**Exercise directions:** Scan the data below and state the number of lines that include the word "icon", adding no comment.

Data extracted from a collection

--- START ---

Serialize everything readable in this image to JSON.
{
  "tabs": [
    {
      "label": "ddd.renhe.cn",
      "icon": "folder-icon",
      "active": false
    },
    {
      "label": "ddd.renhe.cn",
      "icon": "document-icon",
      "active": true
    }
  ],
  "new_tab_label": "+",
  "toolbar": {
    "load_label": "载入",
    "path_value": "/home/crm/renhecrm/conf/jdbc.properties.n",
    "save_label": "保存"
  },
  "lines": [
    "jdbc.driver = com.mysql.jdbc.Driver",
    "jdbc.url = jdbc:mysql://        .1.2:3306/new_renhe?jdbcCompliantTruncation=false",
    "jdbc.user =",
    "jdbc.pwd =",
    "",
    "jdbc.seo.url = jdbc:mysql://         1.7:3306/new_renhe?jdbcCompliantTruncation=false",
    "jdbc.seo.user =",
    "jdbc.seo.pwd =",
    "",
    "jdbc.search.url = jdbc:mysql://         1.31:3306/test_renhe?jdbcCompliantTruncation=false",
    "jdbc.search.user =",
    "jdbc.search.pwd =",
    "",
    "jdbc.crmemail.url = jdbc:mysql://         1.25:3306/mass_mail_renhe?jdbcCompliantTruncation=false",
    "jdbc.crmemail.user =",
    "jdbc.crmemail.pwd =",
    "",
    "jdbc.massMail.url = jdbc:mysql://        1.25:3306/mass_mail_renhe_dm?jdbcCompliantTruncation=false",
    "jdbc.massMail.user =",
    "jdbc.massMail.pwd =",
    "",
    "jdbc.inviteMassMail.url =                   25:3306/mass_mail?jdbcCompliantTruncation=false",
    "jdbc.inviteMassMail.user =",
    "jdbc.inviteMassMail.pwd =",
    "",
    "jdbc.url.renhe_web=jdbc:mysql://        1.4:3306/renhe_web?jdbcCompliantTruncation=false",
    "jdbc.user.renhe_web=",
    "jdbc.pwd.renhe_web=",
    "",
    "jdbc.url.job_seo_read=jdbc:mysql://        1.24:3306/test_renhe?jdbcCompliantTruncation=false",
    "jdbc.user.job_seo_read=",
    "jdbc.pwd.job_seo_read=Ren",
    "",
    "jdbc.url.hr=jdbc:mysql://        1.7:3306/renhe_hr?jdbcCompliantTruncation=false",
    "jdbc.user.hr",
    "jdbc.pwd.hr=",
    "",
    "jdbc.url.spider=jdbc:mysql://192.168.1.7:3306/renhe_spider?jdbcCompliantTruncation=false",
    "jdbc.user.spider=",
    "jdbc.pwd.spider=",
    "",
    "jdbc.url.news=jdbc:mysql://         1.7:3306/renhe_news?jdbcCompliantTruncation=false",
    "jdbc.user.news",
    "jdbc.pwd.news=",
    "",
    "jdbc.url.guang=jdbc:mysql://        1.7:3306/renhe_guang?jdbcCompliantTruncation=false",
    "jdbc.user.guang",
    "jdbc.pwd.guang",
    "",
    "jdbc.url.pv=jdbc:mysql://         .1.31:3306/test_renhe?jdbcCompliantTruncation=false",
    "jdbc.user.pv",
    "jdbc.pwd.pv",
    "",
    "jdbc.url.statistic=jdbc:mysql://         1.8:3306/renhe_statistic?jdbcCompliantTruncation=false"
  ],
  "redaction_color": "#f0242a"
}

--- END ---

**Response for this exercise:** 2